“Then you are just seeing a familiar place in a different lens,” Wiseman tells Mai.
“In a different lens?” asks Mai.
“That is how someone views this world,” the old man tells Mai. “You gals are just travelers passing by a spirit’s vision of this world.”
“Are we in some spirit world?” Mai replies, “I don’t plan on us staying long.”
“I can offer you some advice,” Wiseman tells Mai. “But first, I must have compensation.”
“Compensation?” asked Mai.
Mai did not have anything on her to give to the old man. She didn’t think TC would have anything worth giving away either.
“I am a man of knowledge,” the old man states. “What I desire is information. Share with me details of your world.”
For what seemed like hours, Mai began to list off everything she knew: all facts, historical, riddles, even jokes that she thought were not funny. Sadly, Wiseman was indeed wise and learned. He knew too much and worthless facts Mai did not even know of.

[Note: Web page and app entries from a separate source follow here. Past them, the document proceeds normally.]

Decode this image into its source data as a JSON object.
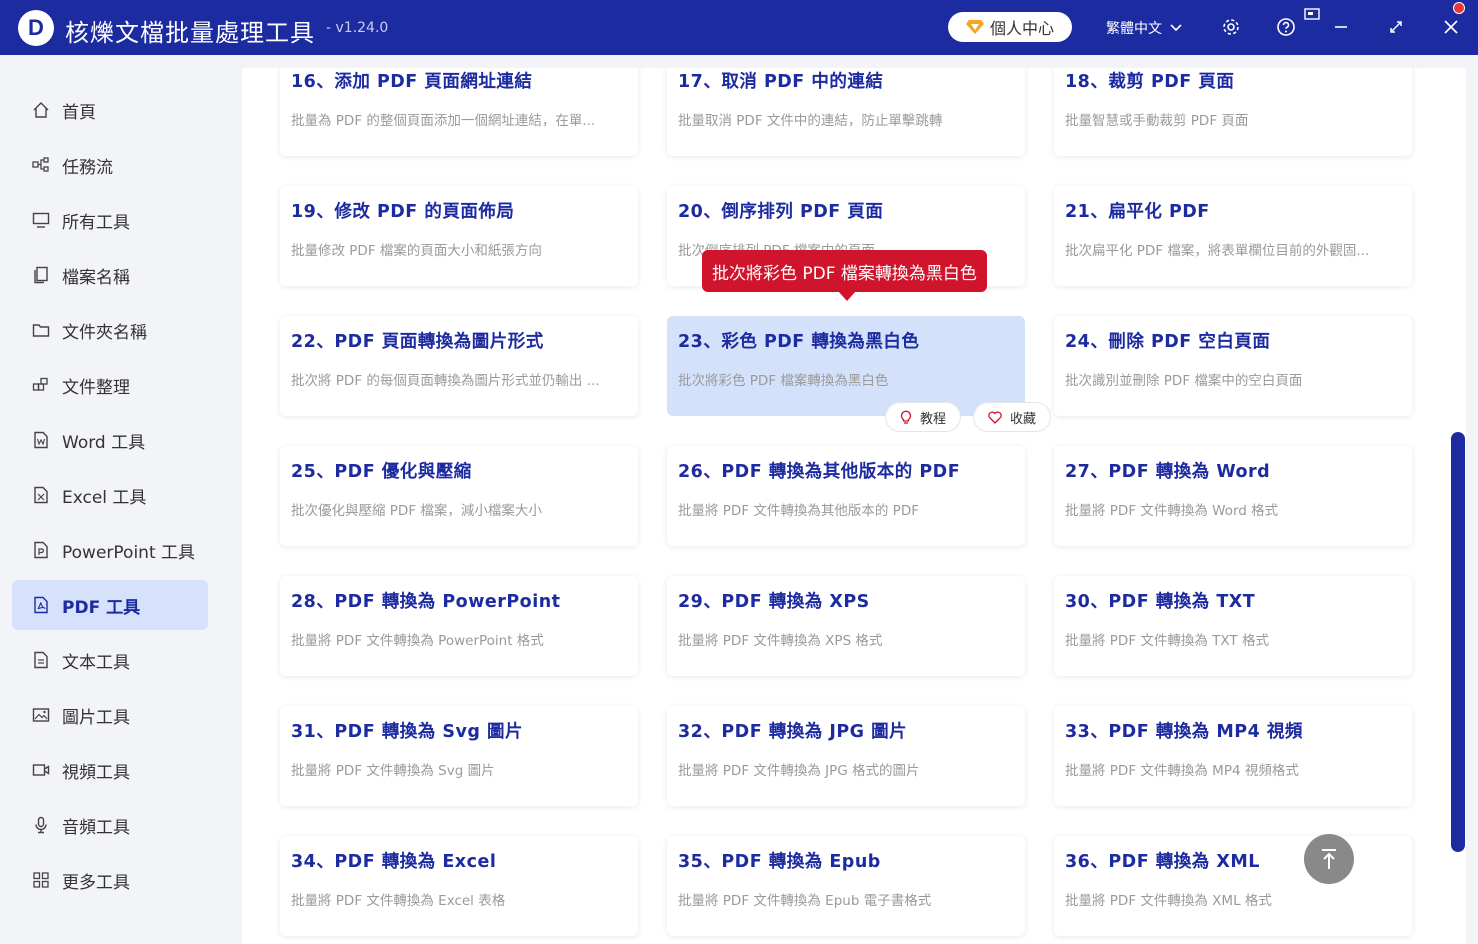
{
  "app": {
    "logo_letter": "D",
    "title": "核爍文檔批量處理工具",
    "version": "- v1.24.0"
  },
  "header": {
    "user_center": "個人中心",
    "language": "繁體中文"
  },
  "sidebar": {
    "items": [
      {
        "label": "首頁"
      },
      {
        "label": "任務流"
      },
      {
        "label": "所有工具"
      },
      {
        "label": "檔案名稱"
      },
      {
        "label": "文件夾名稱"
      },
      {
        "label": "文件整理"
      },
      {
        "label": "Word 工具"
      },
      {
        "label": "Excel 工具"
      },
      {
        "label": "PowerPoint 工具"
      },
      {
        "label": "PDF 工具"
      },
      {
        "label": "文本工具"
      },
      {
        "label": "圖片工具"
      },
      {
        "label": "視頻工具"
      },
      {
        "label": "音頻工具"
      },
      {
        "label": "更多工具"
      }
    ],
    "active": "PDF 工具"
  },
  "cards": [
    {
      "title": "16、添加 PDF 頁面網址連結",
      "desc": "批量為 PDF 的整個頁面添加一個網址連結，在單..."
    },
    {
      "title": "17、取消 PDF 中的連結",
      "desc": "批量取消 PDF 文件中的連結，防止單擊跳轉"
    },
    {
      "title": "18、裁剪 PDF 頁面",
      "desc": "批量智慧或手動裁剪 PDF 頁面"
    },
    {
      "title": "19、修改 PDF 的頁面佈局",
      "desc": "批量修改 PDF 檔案的頁面大小和紙張方向"
    },
    {
      "title": "20、倒序排列 PDF 頁面",
      "desc": "批次倒序排列 PDF 檔案中的頁面"
    },
    {
      "title": "21、扁平化 PDF",
      "desc": "批次扁平化 PDF 檔案，將表單欄位目前的外觀固..."
    },
    {
      "title": "22、PDF 頁面轉換為圖片形式",
      "desc": "批次將 PDF 的每個頁面轉換為圖片形式並仍輸出 ..."
    },
    {
      "title": "23、彩色 PDF 轉換為黑白色",
      "desc": "批次將彩色 PDF 檔案轉換為黑白色"
    },
    {
      "title": "24、刪除 PDF 空白頁面",
      "desc": "批次識別並刪除 PDF 檔案中的空白頁面"
    },
    {
      "title": "25、PDF 優化與壓縮",
      "desc": "批次優化與壓縮 PDF 檔案，減小檔案大小"
    },
    {
      "title": "26、PDF 轉換為其他版本的 PDF",
      "desc": "批量將 PDF 文件轉換為其他版本的 PDF"
    },
    {
      "title": "27、PDF 轉換為 Word",
      "desc": "批量將 PDF 文件轉換為 Word 格式"
    },
    {
      "title": "28、PDF 轉換為 PowerPoint",
      "desc": "批量將 PDF 文件轉換為 PowerPoint 格式"
    },
    {
      "title": "29、PDF 轉換為 XPS",
      "desc": "批量將 PDF 文件轉換為 XPS 格式"
    },
    {
      "title": "30、PDF 轉換為 TXT",
      "desc": "批量將 PDF 文件轉換為 TXT 格式"
    },
    {
      "title": "31、PDF 轉換為 Svg 圖片",
      "desc": "批量將 PDF 文件轉換為 Svg 圖片"
    },
    {
      "title": "32、PDF 轉換為 JPG 圖片",
      "desc": "批量將 PDF 文件轉換為 JPG 格式的圖片"
    },
    {
      "title": "33、PDF 轉換為 MP4 視頻",
      "desc": "批量將 PDF 文件轉換為 MP4 視頻格式"
    },
    {
      "title": "34、PDF 轉換為 Excel",
      "desc": "批量將 PDF 文件轉換為 Excel 表格"
    },
    {
      "title": "35、PDF 轉換為 Epub",
      "desc": "批量將 PDF 文件轉換為 Epub 電子書格式"
    },
    {
      "title": "36、PDF 轉換為 XML",
      "desc": "批量將 PDF 文件轉換為 XML 格式"
    }
  ],
  "hover_card": {
    "tooltip": "批次將彩色 PDF 檔案轉換為黑白色",
    "tutorial_label": "教程",
    "favorite_label": "收藏"
  },
  "colors": {
    "brand": "#1d2ba0",
    "tooltip": "#d0142c",
    "highlight": "#d3e1fb"
  }
}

“That’s all I can think of,” Mai says exhaustingly.
“Alright,” says Wiseman, “I have learned some things. As promised, I will give you guidance.”
Wiseman points across the river.
“Look for a magician named VV,” Wiseman advises. “He can show you the way home. He usually loiters around a certain pond.”
Mai’s shoulders slumped.
“So he’s our wizard at the end of the yellow brick road?” Mai mumbles to herself.
“I’m afraid so,” Wiseman tells Mai.
Mai and TC would still need to cross the black river. Mai did not know how they were going to climb onto the huge snake bridge above them.
“If you continue further south,” Wiseman explains, “you will come across the other side of the bridge. Head east to find the mouth of the large beast you see elevated in the sky.”
“The mouth?” asked TC. “As in, it has sharp teeth?”
“Do not worry,” Wiseman assures Mai, “the beast is asleep at the moment. Do not disturb it if you do not want to be eaten.”
TC and Mai’s eyes widen.
“As I mentioned,” Wiseman reassures them, “do not wake the beast.”